CONTRIBUTED BY MICHELLE D.
The Dae Jang Geum restaurant (大長今) in Urasoe City (浦添市) advertises its menu as “homestyle” Korean cuisine, and true to the claim, the reasonably-priced menu features items beyond the typical Korean BBQ that most Americans associate with Korean food.
The Name: Dae Jang Geum is named after a Korean TV drama by the same name, which aired in the United States as “Jewel in the Palace”. The show itself is loosely based on the life of Jang Geum, reputedly the only female Royal Physician in Korean history… And if you have any doubt about the origin of the restaurant’s name, a TV in the corner of the front room plays episodes of the Korean TV drama on a loop.
The Atmosphere: I only saw the front room, but I think the restaurant also had a downstairs backroom as well as second floor seating. Most of the seating is Western-style (meaning tables and chairs), but there are also a few Japanese-style low tables (where you take your shoes off and sit directly on the tatami mats). The service is friendly and fairly attentive — though if no one seems to be approaching your table to take your order, all you need to do is look in the direction of the bar and say decently loudly, “sumimasen” (excuse me). The clientele appeared to be entirely Japanese, but at least one of the waitresses seemed to speak Korean. All in all, it feels cozy and can accommodate parties as small as two and as large as 30.
The Food: The restaurant was opened by Koreans, and the menu features items such as seafood buchimgae (海鮮チヂミ) — Korean-style savory pancakes, Teokboki (トッポキ) — spicy stir-fried Korean rice cakes, and stone pot bibimbap (ビビンバ). I had one of the Jjigae (written チゲ in Japanese) stews, which comes to the table boiling hot. The menu includes kimchi jjigae (キムチチゲ) and sundubu jjigae (スンドゥブチゲ) which is made with soft tofu. The little side dishes that usually come out at Korean restaurants are sold separately (there’s a “normal set” and a “kimchi set”) though the main dishes themselves generally come with a side of kimchi and soup or rice (depending on the dish).

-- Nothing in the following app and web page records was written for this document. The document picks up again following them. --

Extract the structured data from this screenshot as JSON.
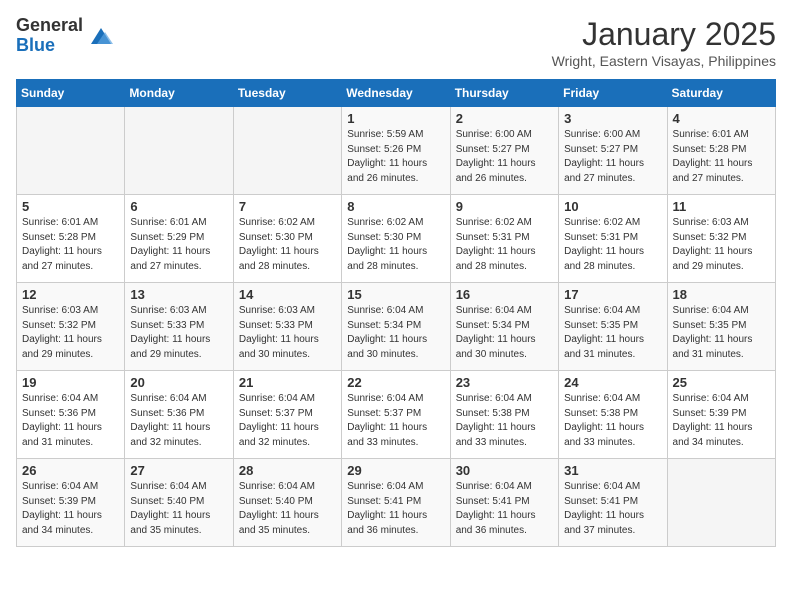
{
  "logo": {
    "general": "General",
    "blue": "Blue"
  },
  "title": "January 2025",
  "subtitle": "Wright, Eastern Visayas, Philippines",
  "days_header": [
    "Sunday",
    "Monday",
    "Tuesday",
    "Wednesday",
    "Thursday",
    "Friday",
    "Saturday"
  ],
  "weeks": [
    [
      {
        "day": "",
        "info": ""
      },
      {
        "day": "",
        "info": ""
      },
      {
        "day": "",
        "info": ""
      },
      {
        "day": "1",
        "info": "Sunrise: 5:59 AM\nSunset: 5:26 PM\nDaylight: 11 hours and 26 minutes."
      },
      {
        "day": "2",
        "info": "Sunrise: 6:00 AM\nSunset: 5:27 PM\nDaylight: 11 hours and 26 minutes."
      },
      {
        "day": "3",
        "info": "Sunrise: 6:00 AM\nSunset: 5:27 PM\nDaylight: 11 hours and 27 minutes."
      },
      {
        "day": "4",
        "info": "Sunrise: 6:01 AM\nSunset: 5:28 PM\nDaylight: 11 hours and 27 minutes."
      }
    ],
    [
      {
        "day": "5",
        "info": "Sunrise: 6:01 AM\nSunset: 5:28 PM\nDaylight: 11 hours and 27 minutes."
      },
      {
        "day": "6",
        "info": "Sunrise: 6:01 AM\nSunset: 5:29 PM\nDaylight: 11 hours and 27 minutes."
      },
      {
        "day": "7",
        "info": "Sunrise: 6:02 AM\nSunset: 5:30 PM\nDaylight: 11 hours and 28 minutes."
      },
      {
        "day": "8",
        "info": "Sunrise: 6:02 AM\nSunset: 5:30 PM\nDaylight: 11 hours and 28 minutes."
      },
      {
        "day": "9",
        "info": "Sunrise: 6:02 AM\nSunset: 5:31 PM\nDaylight: 11 hours and 28 minutes."
      },
      {
        "day": "10",
        "info": "Sunrise: 6:02 AM\nSunset: 5:31 PM\nDaylight: 11 hours and 28 minutes."
      },
      {
        "day": "11",
        "info": "Sunrise: 6:03 AM\nSunset: 5:32 PM\nDaylight: 11 hours and 29 minutes."
      }
    ],
    [
      {
        "day": "12",
        "info": "Sunrise: 6:03 AM\nSunset: 5:32 PM\nDaylight: 11 hours and 29 minutes."
      },
      {
        "day": "13",
        "info": "Sunrise: 6:03 AM\nSunset: 5:33 PM\nDaylight: 11 hours and 29 minutes."
      },
      {
        "day": "14",
        "info": "Sunrise: 6:03 AM\nSunset: 5:33 PM\nDaylight: 11 hours and 30 minutes."
      },
      {
        "day": "15",
        "info": "Sunrise: 6:04 AM\nSunset: 5:34 PM\nDaylight: 11 hours and 30 minutes."
      },
      {
        "day": "16",
        "info": "Sunrise: 6:04 AM\nSunset: 5:34 PM\nDaylight: 11 hours and 30 minutes."
      },
      {
        "day": "17",
        "info": "Sunrise: 6:04 AM\nSunset: 5:35 PM\nDaylight: 11 hours and 31 minutes."
      },
      {
        "day": "18",
        "info": "Sunrise: 6:04 AM\nSunset: 5:35 PM\nDaylight: 11 hours and 31 minutes."
      }
    ],
    [
      {
        "day": "19",
        "info": "Sunrise: 6:04 AM\nSunset: 5:36 PM\nDaylight: 11 hours and 31 minutes."
      },
      {
        "day": "20",
        "info": "Sunrise: 6:04 AM\nSunset: 5:36 PM\nDaylight: 11 hours and 32 minutes."
      },
      {
        "day": "21",
        "info": "Sunrise: 6:04 AM\nSunset: 5:37 PM\nDaylight: 11 hours and 32 minutes."
      },
      {
        "day": "22",
        "info": "Sunrise: 6:04 AM\nSunset: 5:37 PM\nDaylight: 11 hours and 33 minutes."
      },
      {
        "day": "23",
        "info": "Sunrise: 6:04 AM\nSunset: 5:38 PM\nDaylight: 11 hours and 33 minutes."
      },
      {
        "day": "24",
        "info": "Sunrise: 6:04 AM\nSunset: 5:38 PM\nDaylight: 11 hours and 33 minutes."
      },
      {
        "day": "25",
        "info": "Sunrise: 6:04 AM\nSunset: 5:39 PM\nDaylight: 11 hours and 34 minutes."
      }
    ],
    [
      {
        "day": "26",
        "info": "Sunrise: 6:04 AM\nSunset: 5:39 PM\nDaylight: 11 hours and 34 minutes."
      },
      {
        "day": "27",
        "info": "Sunrise: 6:04 AM\nSunset: 5:40 PM\nDaylight: 11 hours and 35 minutes."
      },
      {
        "day": "28",
        "info": "Sunrise: 6:04 AM\nSunset: 5:40 PM\nDaylight: 11 hours and 35 minutes."
      },
      {
        "day": "29",
        "info": "Sunrise: 6:04 AM\nSunset: 5:41 PM\nDaylight: 11 hours and 36 minutes."
      },
      {
        "day": "30",
        "info": "Sunrise: 6:04 AM\nSunset: 5:41 PM\nDaylight: 11 hours and 36 minutes."
      },
      {
        "day": "31",
        "info": "Sunrise: 6:04 AM\nSunset: 5:41 PM\nDaylight: 11 hours and 37 minutes."
      },
      {
        "day": "",
        "info": ""
      }
    ]
  ]
}
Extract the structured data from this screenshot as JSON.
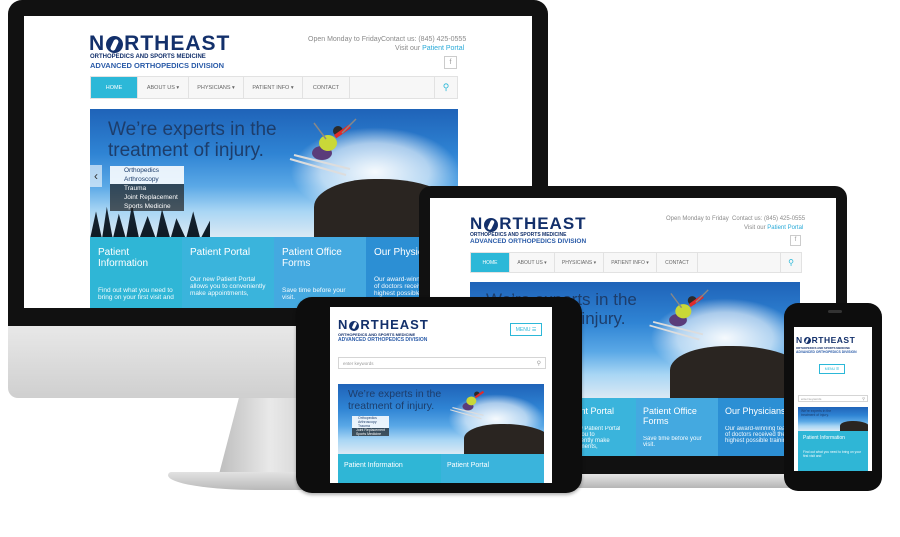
{
  "brand": {
    "name_prefix": "N",
    "name_rest": "RTHEAST",
    "line1": "ORTHOPEDICS AND SPORTS MEDICINE",
    "line2": "ADVANCED ORTHOPEDICS DIVISION"
  },
  "header": {
    "hours": "Open Monday to Friday",
    "contact": "Contact us: (845) 425-0555",
    "visit_prefix": "Visit our",
    "portal_link": "Patient Portal",
    "facebook": "f"
  },
  "nav": {
    "items": [
      "HOME",
      "ABOUT US ▾",
      "PHYSICIANS ▾",
      "PATIENT INFO ▾",
      "CONTACT"
    ],
    "search_icon": "search-icon"
  },
  "hero": {
    "headline_1": "We’re experts in the",
    "headline_2": "treatment of injury.",
    "slides": [
      "Orthopedics",
      "Arthroscopy",
      "Trauma",
      "Joint Replacement",
      "Sports Medicine"
    ],
    "prev_arrow": "‹"
  },
  "tiles": [
    {
      "title": "Patient Information",
      "body": "Find out what you need to bring on your first visit and"
    },
    {
      "title": "Patient Portal",
      "body": "Our new Patient Portal allows you to conveniently make appointments,"
    },
    {
      "title": "Patient Office Forms",
      "body": "Save time before your visit."
    },
    {
      "title": "Our Physicians",
      "body": "Our award-winning team of doctors received the highest possible training"
    }
  ],
  "mobile": {
    "menu_label": "MENU ☰",
    "search_placeholder": "enter keywords"
  },
  "colors": {
    "accent": "#2cb8d8",
    "brand_navy": "#13306b",
    "tile_1": "#2fb6d6",
    "tile_2": "#3ab4dc",
    "tile_3": "#44a9e0",
    "tile_4": "#2c8fd4"
  }
}
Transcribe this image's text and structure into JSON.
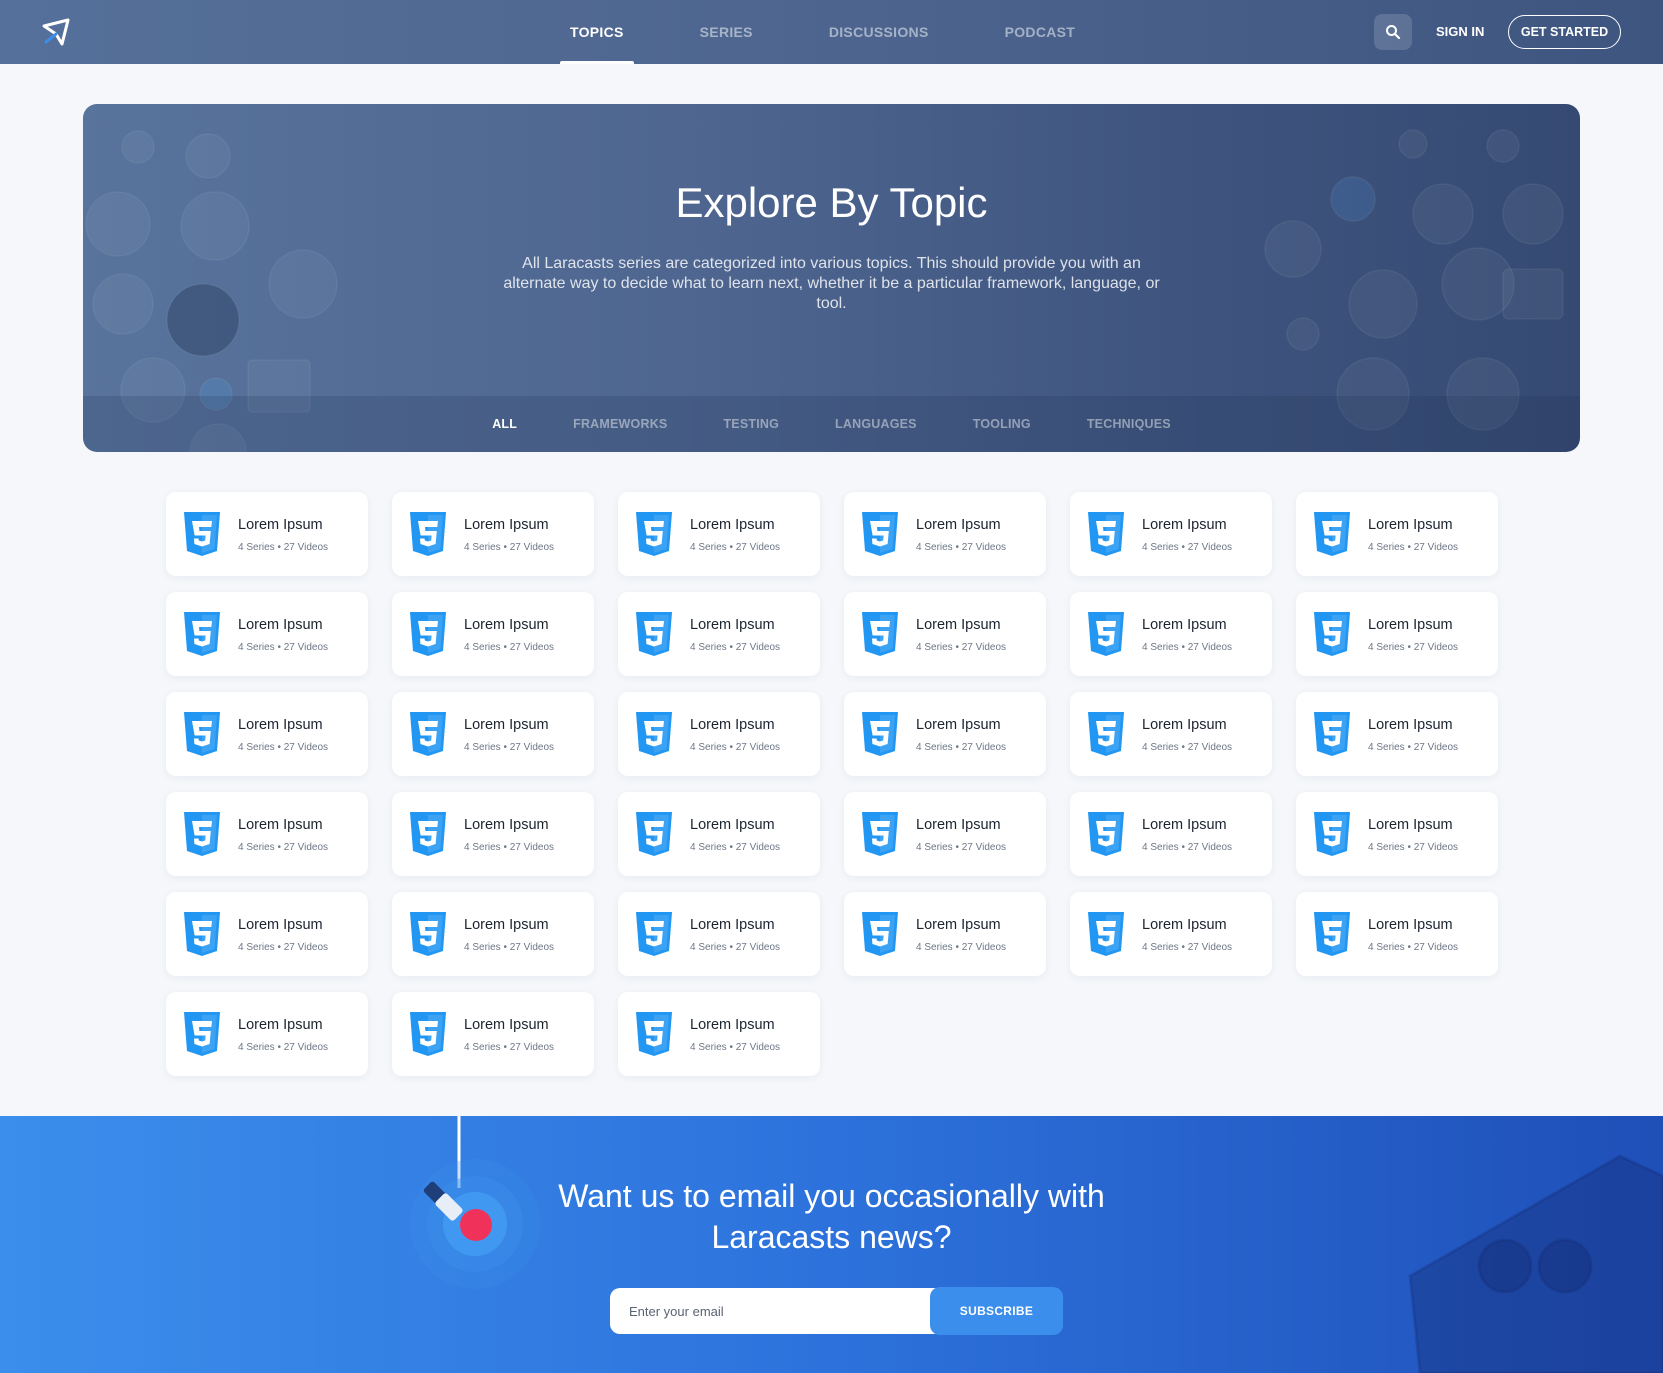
{
  "header": {
    "nav": [
      {
        "label": "TOPICS",
        "active": true
      },
      {
        "label": "SERIES",
        "active": false
      },
      {
        "label": "DISCUSSIONS",
        "active": false
      },
      {
        "label": "PODCAST",
        "active": false
      }
    ],
    "sign_in": "SIGN IN",
    "get_started": "GET STARTED",
    "logo_icon": "paper-plane-logo-icon",
    "search_icon": "search-icon"
  },
  "hero": {
    "title": "Explore By Topic",
    "description": "All Laracasts series are categorized into various topics. This should provide you with an alternate way to decide what to learn next, whether it be a particular framework, language, or tool.",
    "filters": [
      {
        "label": "ALL",
        "active": true
      },
      {
        "label": "FRAMEWORKS",
        "active": false
      },
      {
        "label": "TESTING",
        "active": false
      },
      {
        "label": "LANGUAGES",
        "active": false
      },
      {
        "label": "TOOLING",
        "active": false
      },
      {
        "label": "TECHNIQUES",
        "active": false
      }
    ]
  },
  "topics": {
    "icon": "css3-icon",
    "accent": "#2196f3",
    "items": [
      {
        "title": "Lorem Ipsum",
        "meta": "4 Series • 27 Videos"
      },
      {
        "title": "Lorem Ipsum",
        "meta": "4 Series • 27 Videos"
      },
      {
        "title": "Lorem Ipsum",
        "meta": "4 Series • 27 Videos"
      },
      {
        "title": "Lorem Ipsum",
        "meta": "4 Series • 27 Videos"
      },
      {
        "title": "Lorem Ipsum",
        "meta": "4 Series • 27 Videos"
      },
      {
        "title": "Lorem Ipsum",
        "meta": "4 Series • 27 Videos"
      },
      {
        "title": "Lorem Ipsum",
        "meta": "4 Series • 27 Videos"
      },
      {
        "title": "Lorem Ipsum",
        "meta": "4 Series • 27 Videos"
      },
      {
        "title": "Lorem Ipsum",
        "meta": "4 Series • 27 Videos"
      },
      {
        "title": "Lorem Ipsum",
        "meta": "4 Series • 27 Videos"
      },
      {
        "title": "Lorem Ipsum",
        "meta": "4 Series • 27 Videos"
      },
      {
        "title": "Lorem Ipsum",
        "meta": "4 Series • 27 Videos"
      },
      {
        "title": "Lorem Ipsum",
        "meta": "4 Series • 27 Videos"
      },
      {
        "title": "Lorem Ipsum",
        "meta": "4 Series • 27 Videos"
      },
      {
        "title": "Lorem Ipsum",
        "meta": "4 Series • 27 Videos"
      },
      {
        "title": "Lorem Ipsum",
        "meta": "4 Series • 27 Videos"
      },
      {
        "title": "Lorem Ipsum",
        "meta": "4 Series • 27 Videos"
      },
      {
        "title": "Lorem Ipsum",
        "meta": "4 Series • 27 Videos"
      },
      {
        "title": "Lorem Ipsum",
        "meta": "4 Series • 27 Videos"
      },
      {
        "title": "Lorem Ipsum",
        "meta": "4 Series • 27 Videos"
      },
      {
        "title": "Lorem Ipsum",
        "meta": "4 Series • 27 Videos"
      },
      {
        "title": "Lorem Ipsum",
        "meta": "4 Series • 27 Videos"
      },
      {
        "title": "Lorem Ipsum",
        "meta": "4 Series • 27 Videos"
      },
      {
        "title": "Lorem Ipsum",
        "meta": "4 Series • 27 Videos"
      },
      {
        "title": "Lorem Ipsum",
        "meta": "4 Series • 27 Videos"
      },
      {
        "title": "Lorem Ipsum",
        "meta": "4 Series • 27 Videos"
      },
      {
        "title": "Lorem Ipsum",
        "meta": "4 Series • 27 Videos"
      },
      {
        "title": "Lorem Ipsum",
        "meta": "4 Series • 27 Videos"
      },
      {
        "title": "Lorem Ipsum",
        "meta": "4 Series • 27 Videos"
      },
      {
        "title": "Lorem Ipsum",
        "meta": "4 Series • 27 Videos"
      },
      {
        "title": "Lorem Ipsum",
        "meta": "4 Series • 27 Videos"
      },
      {
        "title": "Lorem Ipsum",
        "meta": "4 Series • 27 Videos"
      },
      {
        "title": "Lorem Ipsum",
        "meta": "4 Series • 27 Videos"
      }
    ]
  },
  "newsletter": {
    "title_line1": "Want us to email you occasionally with",
    "title_line2": "Laracasts news?",
    "email_placeholder": "Enter your email",
    "subscribe_label": "SUBSCRIBE"
  }
}
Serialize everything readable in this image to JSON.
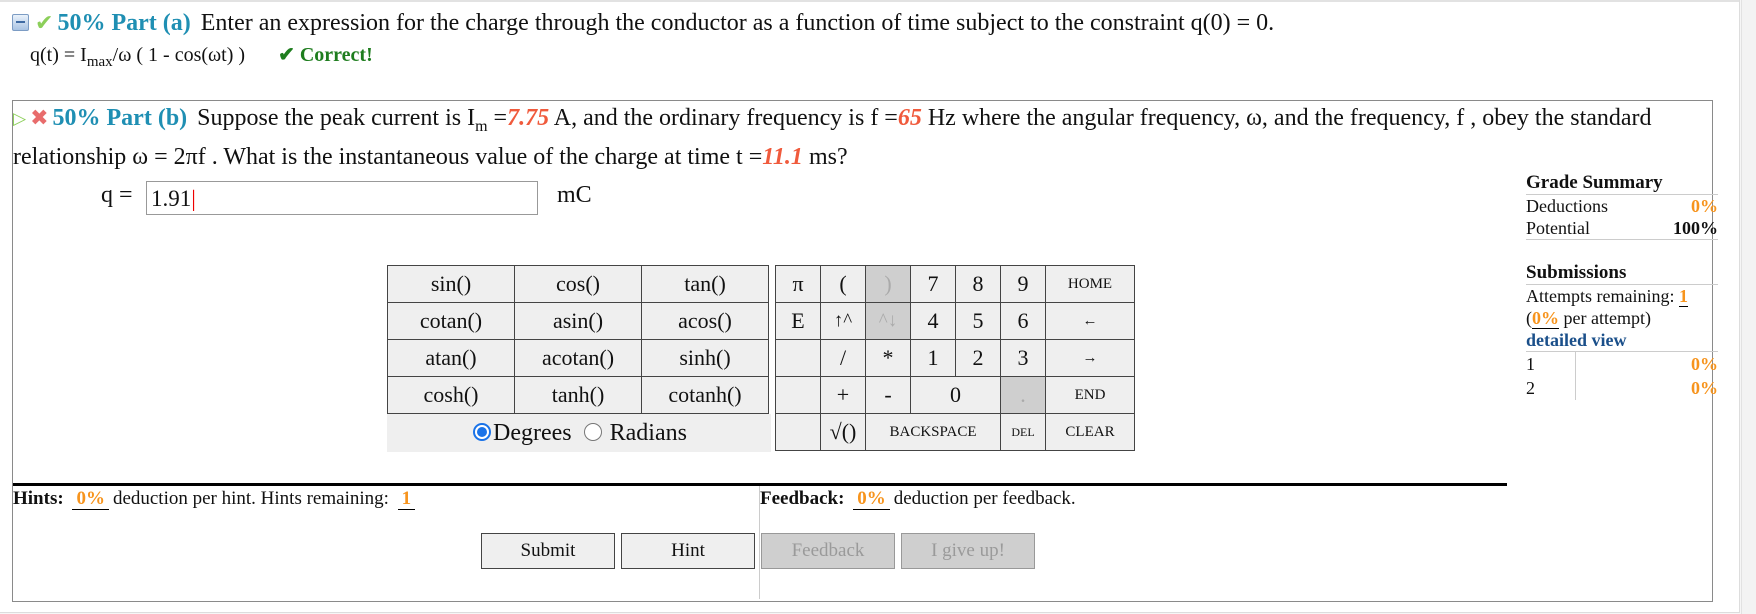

Izakaya: In addition to serving tasty Korean food, the restaurant also considers itself a Korean izakaya (bar) and is open until midnight on Tue-Thur and 0100 on Fri-Sun (closed on Mondays). Its flagship drink is makgeolli — a traditional Korean rice wine that’s milky-white in color and somewhat sweet. Known as “makkori” in Japanese (マッコリ), you can get a pot for １,４９０円. You can also purchase soju (another well-known type of Korean alcohol) for １,０００円. Other beverages include baekseju, orion beer, Okinawan awamori, sour mix cocktails, soft drinks, and tea. I think there might have been a drink nomihodai (all you can drink) service too.
Seating: 67 customers
Hours: Tuesday – Thursday 1800-0000, Friday-Sunday 1700-0100, closed Mondays
Payment: yen only (no credit cards)
Address: 2 Chome-31-1 Nakama, Urasoe
Google Maps Coordinates: 26.2464026, 127.72594000000004
Directions: Located in Urasoe, this restaurant is a bit farther afield than those right outside the base gates, but it’s simple to get to from Rt. 58 and well-worth the trouble if you’re a fan of Korean food. Simply take Rt 58 south past Ginowan (you can take it straight down or use the Ginowan bypass) to the Makiminato (south) intersection, which is route 153. This is the first light past the exit for the Makiminato By-Pass. You’ll see an enormous McDonalds/Pachinko building on the right hand side of 58 at the intersection, and as soon as you turn left, there should be a large garlic restaurant on the right-hand side of route 153. At the fourth light on 153 go, straight through the intersection with Pipeline Street (パイプライン通り). After the next light, you’ll cross over the Urasoe Bypass. The second light after the bypass will be a large intersection with route 38. The restaurant will be at the intersection on your left (there will be a gas station on the right). The name of the intersection is 安波茶in Japanese.
Parking: There’s some parking directly in front of the building, but if that’s full, you may be able to park in the lot next door (still on your left) if the shops there have already closed for the night. To return to route 58, simply retrace your steps.Bottom Line: Probably some of the best Korean food on Okinawa. The lack of English menu and focus on homestyle instead of BBQ Korean food may make it a hard sell for people who aren’t very adventurous… but I think it’s definitely worth a trip.